UK: McDonald's dishes up diplomas to go
The headline makes it sound like people are getting diplomas for flipping burgers, but actually three companies including McDonald's will actually be developing their own courses and university admissions-level examinations. Here's another report with more of a view towards the economics of employment.
Another article goes more in depth on how it will actually work (and dutifully reports the new, cringe-worthy monicker, "McQualifications"). McDonald's employees will receive high school credits for their job experience that might help them get into a university. However, McDonald's, Flybe (an airline), and Network Rail (a rail company), are developing educational programs as well - not only training to work as a cabin crewmember or manage one's own fast food restaurant, but also in such things as engineering. It is still uncertain whether universities will accept these credits.

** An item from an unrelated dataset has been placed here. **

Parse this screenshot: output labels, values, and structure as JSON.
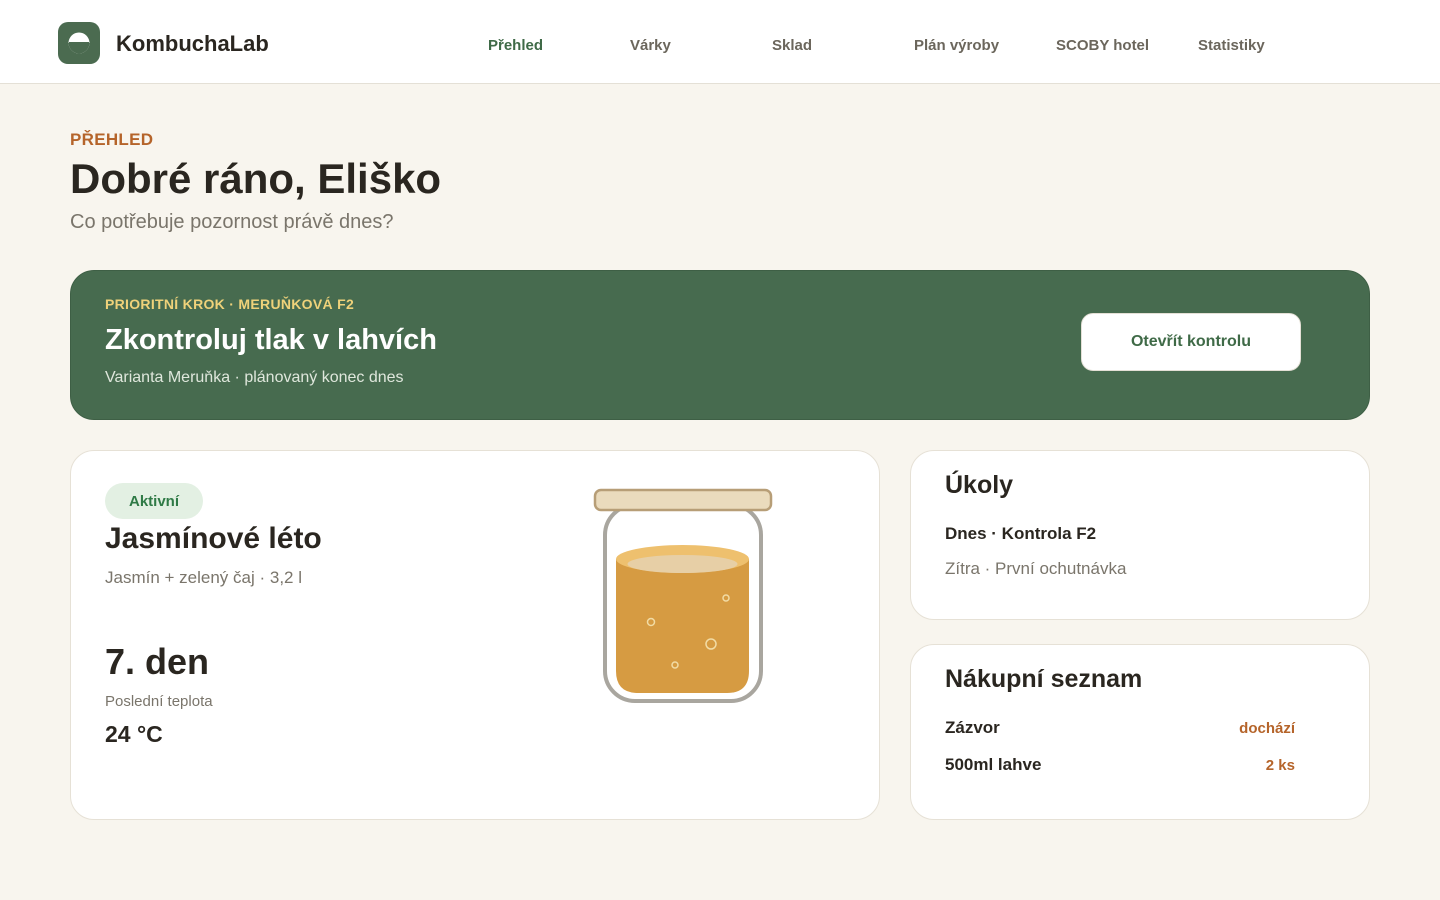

The key term in this program is "social mobility," as used by McDonald's officials in Britain: I think there's the general idea that working at a fast food franchise is as far down the employment ladder as you can go, especially since it's where you start in high school when you have no qualifications and just want some part-time cash. Part-timers of course begin their ascent as soon as the summer's over, or they graduate, or they just find something better. Now hopefully they won't be the only ones with this chance to climb.
Also according to the last article, something not quite like this exists in the US:
In the United States, McDonald's offers courses in restaurant management that can be transferred for credit at traditional colleges and universities through its training facility, Hamburger University. But a spokeswoman for McDonald's USA said there are no current plans to launch a high school-level program like the one in Britain.It seriously is called Hamburger University, by the way. At least it's a step up from McQualifications.